Mark Twain famously remarked that there are “lies, damn lies, and statistics.” It’s a quote a lot of people like to invoke when statistics either don’t line up with public perceptions, or when they seem to muddy the waters, making it more difficult to understand a given phenomenon. We are bombarded with statistics—about the COVID-19 pandemic, about the upcoming election, about climate change, in marketing materials, and so on. But how do we understand this cascade of numbers? For the most part, we don’t. “Shock” headlines are partly to blame, statistics used without context to obscure rather than reveal the complete picture.

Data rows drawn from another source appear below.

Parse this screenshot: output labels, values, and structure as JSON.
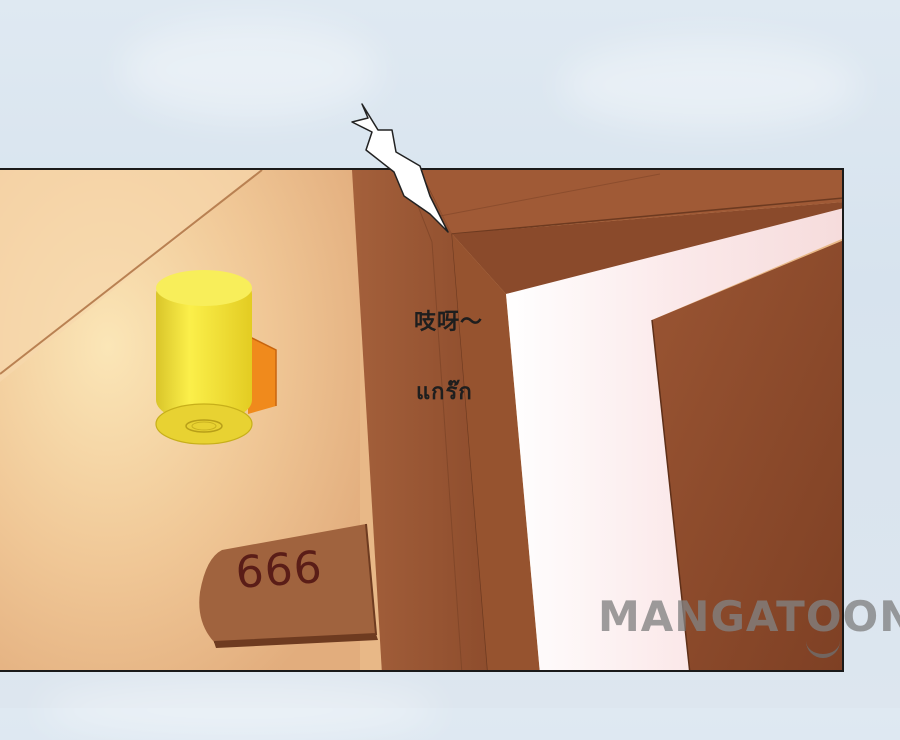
{
  "comic": {
    "sound_effect_chinese": "吱呀～",
    "sound_effect_thai": "แกร๊ก",
    "door_plaque_number": "666",
    "watermark_text": "MANGATOON"
  },
  "colors": {
    "wall": "#e8b887",
    "door_wood": "#9b5636",
    "lamp_yellow": "#f4e02a",
    "plaque_brown": "#a0633e",
    "plaque_text": "#5a1d17",
    "panel_border": "#1a1a1a"
  },
  "icons": {
    "watermark_logo": "smile-curve-icon"
  }
}
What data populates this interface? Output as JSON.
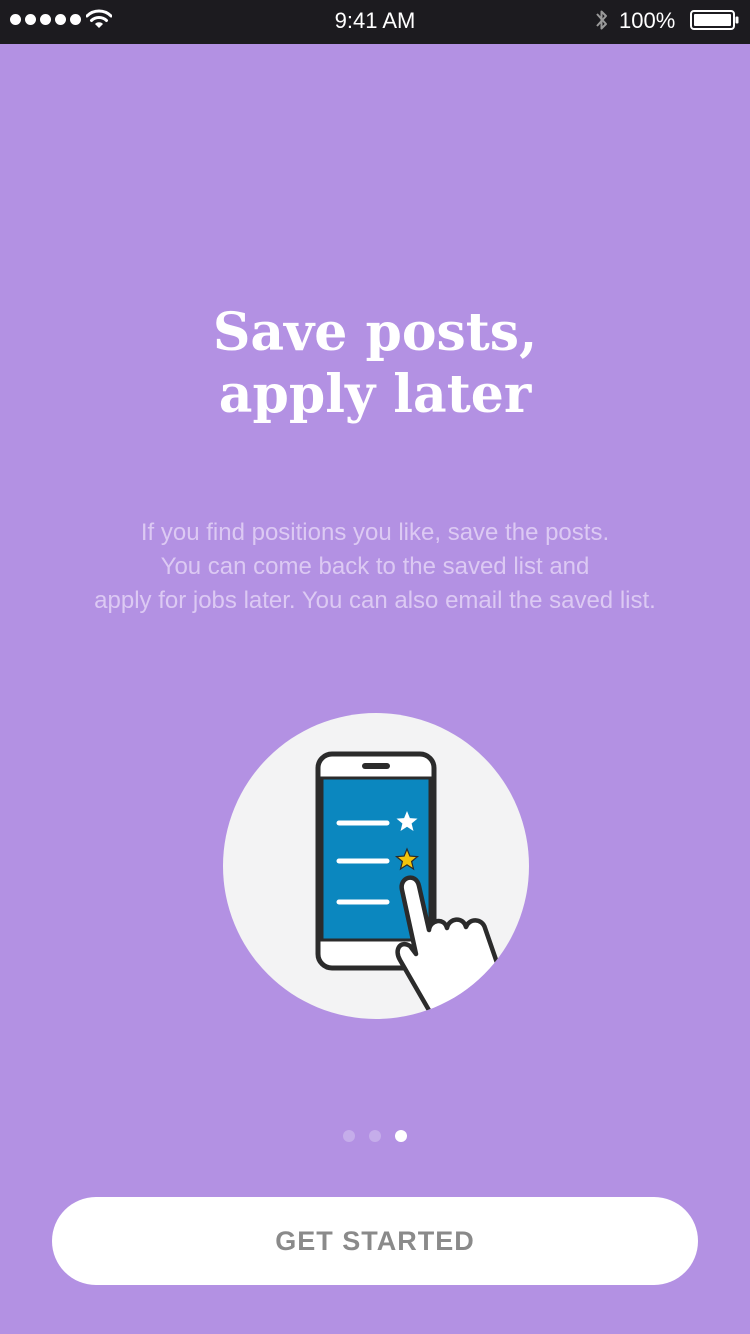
{
  "status_bar": {
    "time": "9:41 AM",
    "battery_percent": "100%",
    "signal_bars": 5,
    "icons": [
      "signal-icon",
      "wifi-icon",
      "bluetooth-icon",
      "battery-icon"
    ]
  },
  "onboarding": {
    "title": "Save posts,\napply later",
    "description": "If you find positions you like, save the posts.\nYou can come back to the saved list and\napply for jobs later. You can also email the saved list.",
    "illustration_icon": "phone-saved-list-tap-icon",
    "page_count": 3,
    "current_page": 3,
    "cta_label": "GET STARTED"
  },
  "colors": {
    "background": "#b391e3",
    "status_bar": "#1c1b1f",
    "phone_screen": "#0b87bf",
    "star_active": "#f2c40c",
    "cta_text": "#8a8a8a",
    "circle_bg": "#f3f3f4"
  }
}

By way of example, let’s look at a common statistic, which is often used by insurance companies. “3 out of every 4 accidents happen within 15 miles of your home.” Yikes! This sounds as if we are LESS safe driving around our hometowns than when we are on vacation. After all, only 1 in 4 accidents happen away from home—so vacation driving is safer than driving around home, right? Not necessarily. We can get a misleading picture if we look at these numbers in isolation. In the data world, this is called the “base rate fallacy.”
In probability and statistics, context is often provided by invoking the base rate, or the underlying probability unconditioned by prior events. In the car accident example, the base rate is the total percentage of driving within 15 miles of your home. 3 out of 4 accidents may happen near the home, but how much time do we actually spend near our homes? About 95% for most people! Most accidents happen near our homes because that’s where we spend the vast majority of the time. Given the odds of an accident are only 75% in an area you spend 95% of your time, driving close to home is clearly many, many times safer than driving away from it.
So why does this matter? Well, ignoring the base rate may lead you to the wrong conclusion, as in the car accident example. These days, you can’t open a newspaper or listen to a television broadcast without being immediately confronted with statistical claims about the health crisis, the direction of the economy, political trends, etc. The vast majority of the time these statistics are presented without the base rate, which renders them virtually meaningless. We understand that it’s not realistic to expect that news media explain statistical principles in every article. But these numbers dictate policy, which in turn affects all of our lives. What can we do? We can become more savvy data readers. In an era when we’re constantly confronted with numbers, percentages, flow charts, and the like, we need to look more deeply into their context, and be ever more careful about the conclusions we draw. Because just like words, numbers can be deceiving.